This September will see the start of a teacher's bond, promising final year BEd students a job and a range of benefits - including a travel pass, reasonably-priced rented accommodation and a continuing development package leading to a master's degree in five years - if they commit themselves to teaching in an urban school.
"By that time they will be in middle management and they will not want to go elsewhere," says Ms Eccles gleefully. "We want them to feel teaching in an urban environment is exciting."
A north of England education conference early in 2005 will showcase the urban education centre, followed later that year in Manchester by a world conference focusing on it. This will feature contacts made by Sir Iain Hall, the recently retired head of Parrs Wood technology school, south Manchester, in his new consultant post as Manchester's international envoy for education.
With a raft of government measures such as Excellence in Cities aimed at boosting educational standards, why does Manchester feel the need to strike out alone?
It is a question of focus, says Ms Eccles. The Centre for Urban Education aims to sift out what is most relevant to staff working in post-industrial Manchester, with high levels of deprivation and multi-ethnicity. But these are on the national educational agenda too. London's Institute of Education is carrying out research on the development of an urban pedagogy, with the University of Manchester and funded by the Teacher Training Agency.
There is no doubt that this fits the council's political agenda. Following the city's hosting of the much-praised Commonwealth Games in 2002, Manchester is seeking to remain a world player, this time as a knowledge capital, capitalising on its 68,000 university students - the largest city "campus" in Europe.
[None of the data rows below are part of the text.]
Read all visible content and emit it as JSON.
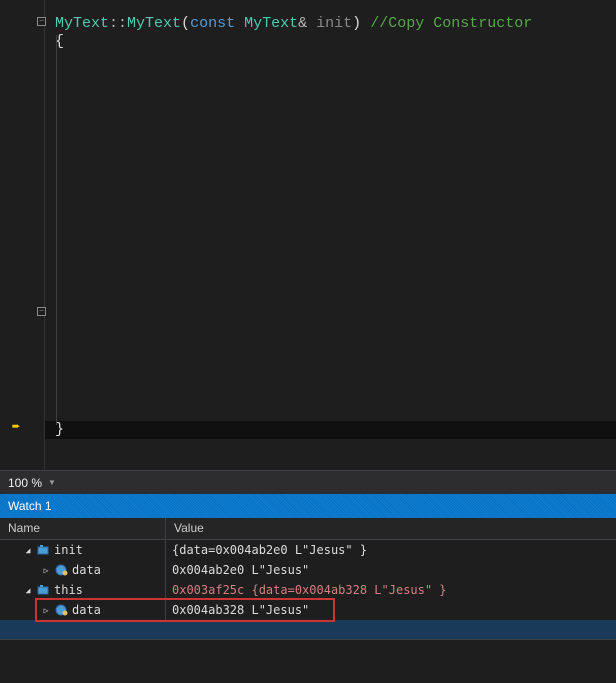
{
  "code": {
    "type_name": "MyText",
    "scope": "::",
    "ctor": "MyText",
    "const_kw": "const",
    "param_type": "MyText",
    "ref": "&",
    "param_name": "init",
    "comment": "//Copy Constructor",
    "open_brace": "{",
    "close_brace": "}"
  },
  "zoom": {
    "level": "100 %"
  },
  "watch": {
    "title": "Watch 1",
    "cols": {
      "name": "Name",
      "value": "Value"
    },
    "vars": [
      {
        "name": "init",
        "value": "{data=0x004ab2e0 L\"Jesus\" }",
        "changed": false
      },
      {
        "name": "data",
        "value": "0x004ab2e0 L\"Jesus\"",
        "changed": false
      },
      {
        "name": "this",
        "value": "0x003af25c {data=0x004ab328 L\"Jesus\" }",
        "changed": true
      },
      {
        "name": "data",
        "value": "0x004ab328 L\"Jesus\"",
        "changed": false
      }
    ]
  }
}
City council leader Richard Leese, a former maths teacher, says: "We are talking about how we can use the whole intelligence base of the city to raise the intellectual base of the region. We have to change the mindset about where the future of the economy is."
For Manchester's education chief, Mick Waters, formerly number two to Professor Tim Brighouse in Birmingham, it is an "intense urban environment". Poverty, truancy and failure to retain teachers, he says, are all more acute than in Birmingham.
"Many of the available initiatives are excellent steps forward, but they are not big enough for Manchester. We have to take strides and leaps - not steps."
Manchester Centre for Urban Education, contact Marilyn Eccles at email@example.com or call Manchester Metropolitan University's regional office on 0161 247 2231